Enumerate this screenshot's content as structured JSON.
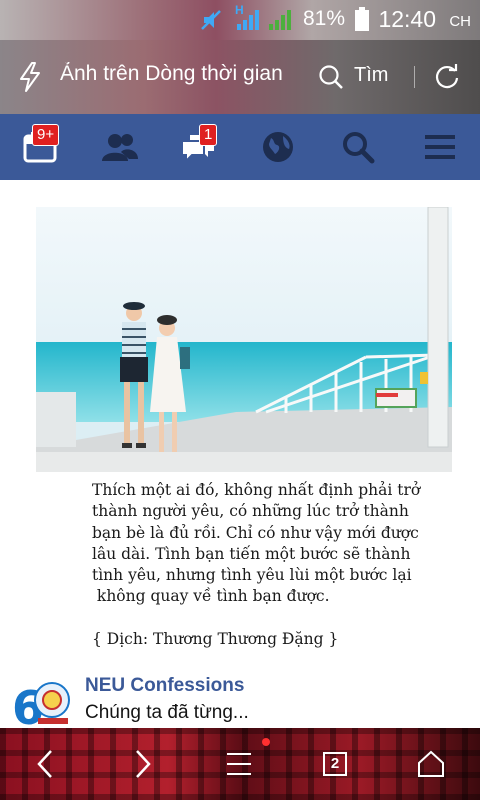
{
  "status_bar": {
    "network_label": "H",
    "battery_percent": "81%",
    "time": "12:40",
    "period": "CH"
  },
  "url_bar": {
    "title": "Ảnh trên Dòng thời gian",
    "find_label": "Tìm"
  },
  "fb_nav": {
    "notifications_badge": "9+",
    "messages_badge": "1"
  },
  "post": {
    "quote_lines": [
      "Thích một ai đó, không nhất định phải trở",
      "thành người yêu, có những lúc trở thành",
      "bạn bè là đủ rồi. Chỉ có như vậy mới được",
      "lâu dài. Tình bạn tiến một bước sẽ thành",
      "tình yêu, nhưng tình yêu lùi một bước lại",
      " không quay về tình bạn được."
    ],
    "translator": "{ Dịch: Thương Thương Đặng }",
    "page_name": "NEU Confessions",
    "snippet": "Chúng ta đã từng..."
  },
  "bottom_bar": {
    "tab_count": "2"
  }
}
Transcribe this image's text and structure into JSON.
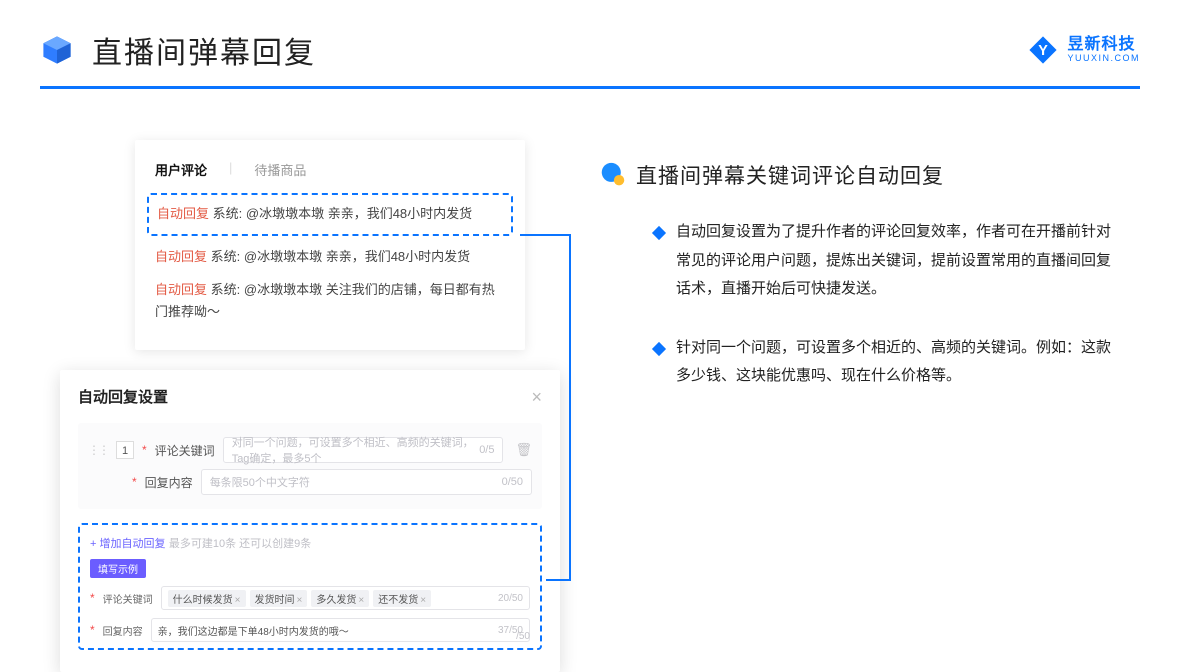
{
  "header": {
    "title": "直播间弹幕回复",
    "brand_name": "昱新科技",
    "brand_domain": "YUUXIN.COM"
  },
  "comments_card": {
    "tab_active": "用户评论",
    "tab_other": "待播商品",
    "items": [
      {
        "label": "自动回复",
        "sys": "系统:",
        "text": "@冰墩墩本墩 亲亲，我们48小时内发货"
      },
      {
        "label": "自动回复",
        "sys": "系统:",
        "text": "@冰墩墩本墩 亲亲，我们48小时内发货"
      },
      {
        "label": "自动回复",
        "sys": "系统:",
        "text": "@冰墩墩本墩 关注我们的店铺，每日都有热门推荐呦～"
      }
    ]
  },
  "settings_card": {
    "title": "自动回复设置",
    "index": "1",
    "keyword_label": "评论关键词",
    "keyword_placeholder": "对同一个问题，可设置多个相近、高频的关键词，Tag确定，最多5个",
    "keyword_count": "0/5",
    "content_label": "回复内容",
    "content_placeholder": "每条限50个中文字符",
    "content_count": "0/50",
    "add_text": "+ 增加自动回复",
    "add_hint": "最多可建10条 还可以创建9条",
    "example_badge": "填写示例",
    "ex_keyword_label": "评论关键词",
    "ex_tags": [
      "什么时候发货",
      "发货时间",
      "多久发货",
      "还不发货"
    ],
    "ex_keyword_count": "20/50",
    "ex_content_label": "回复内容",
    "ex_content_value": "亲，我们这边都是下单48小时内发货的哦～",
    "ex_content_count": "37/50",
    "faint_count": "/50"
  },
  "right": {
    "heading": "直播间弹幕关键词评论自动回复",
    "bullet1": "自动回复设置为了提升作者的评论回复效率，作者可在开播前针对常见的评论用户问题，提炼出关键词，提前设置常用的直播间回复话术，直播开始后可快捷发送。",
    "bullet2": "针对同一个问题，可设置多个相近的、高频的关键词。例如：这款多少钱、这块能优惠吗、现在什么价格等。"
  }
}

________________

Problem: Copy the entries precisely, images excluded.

Answer to the problem:
Enumerate this screenshot's content as structured JSON.
{
  "status_bar": {
    "network_label": "H",
    "battery_percent": "81%",
    "time": "12:40",
    "period": "CH"
  },
  "url_bar": {
    "title": "Ảnh trên Dòng thời gian",
    "find_label": "Tìm"
  },
  "fb_nav": {
    "notifications_badge": "9+",
    "messages_badge": "1"
  },
  "post": {
    "quote_lines": [
      "Thích một ai đó, không nhất định phải trở",
      "thành người yêu, có những lúc trở thành",
      "bạn bè là đủ rồi. Chỉ có như vậy mới được",
      "lâu dài. Tình bạn tiến một bước sẽ thành",
      "tình yêu, nhưng tình yêu lùi một bước lại",
      " không quay về tình bạn được."
    ],
    "translator": "{ Dịch: Thương Thương Đặng }",
    "page_name": "NEU Confessions",
    "snippet": "Chúng ta đã từng..."
  },
  "bottom_bar": {
    "tab_count": "2"
  }
}
Transcribe this image's text and structure into JSON.
{
  "header": {
    "title": "直播间弹幕回复",
    "brand_name": "昱新科技",
    "brand_domain": "YUUXIN.COM"
  },
  "comments_card": {
    "tab_active": "用户评论",
    "tab_other": "待播商品",
    "items": [
      {
        "label": "自动回复",
        "sys": "系统:",
        "text": "@冰墩墩本墩 亲亲，我们48小时内发货"
      },
      {
        "label": "自动回复",
        "sys": "系统:",
        "text": "@冰墩墩本墩 亲亲，我们48小时内发货"
      },
      {
        "label": "自动回复",
        "sys": "系统:",
        "text": "@冰墩墩本墩 关注我们的店铺，每日都有热门推荐呦～"
      }
    ]
  },
  "settings_card": {
    "title": "自动回复设置",
    "index": "1",
    "keyword_label": "评论关键词",
    "keyword_placeholder": "对同一个问题，可设置多个相近、高频的关键词，Tag确定，最多5个",
    "keyword_count": "0/5",
    "content_label": "回复内容",
    "content_placeholder": "每条限50个中文字符",
    "content_count": "0/50",
    "add_text": "+ 增加自动回复",
    "add_hint": "最多可建10条 还可以创建9条",
    "example_badge": "填写示例",
    "ex_keyword_label": "评论关键词",
    "ex_tags": [
      "什么时候发货",
      "发货时间",
      "多久发货",
      "还不发货"
    ],
    "ex_keyword_count": "20/50",
    "ex_content_label": "回复内容",
    "ex_content_value": "亲，我们这边都是下单48小时内发货的哦～",
    "ex_content_count": "37/50",
    "faint_count": "/50"
  },
  "right": {
    "heading": "直播间弹幕关键词评论自动回复",
    "bullet1": "自动回复设置为了提升作者的评论回复效率，作者可在开播前针对常见的评论用户问题，提炼出关键词，提前设置常用的直播间回复话术，直播开始后可快捷发送。",
    "bullet2": "针对同一个问题，可设置多个相近的、高频的关键词。例如：这款多少钱、这块能优惠吗、现在什么价格等。"
  }
}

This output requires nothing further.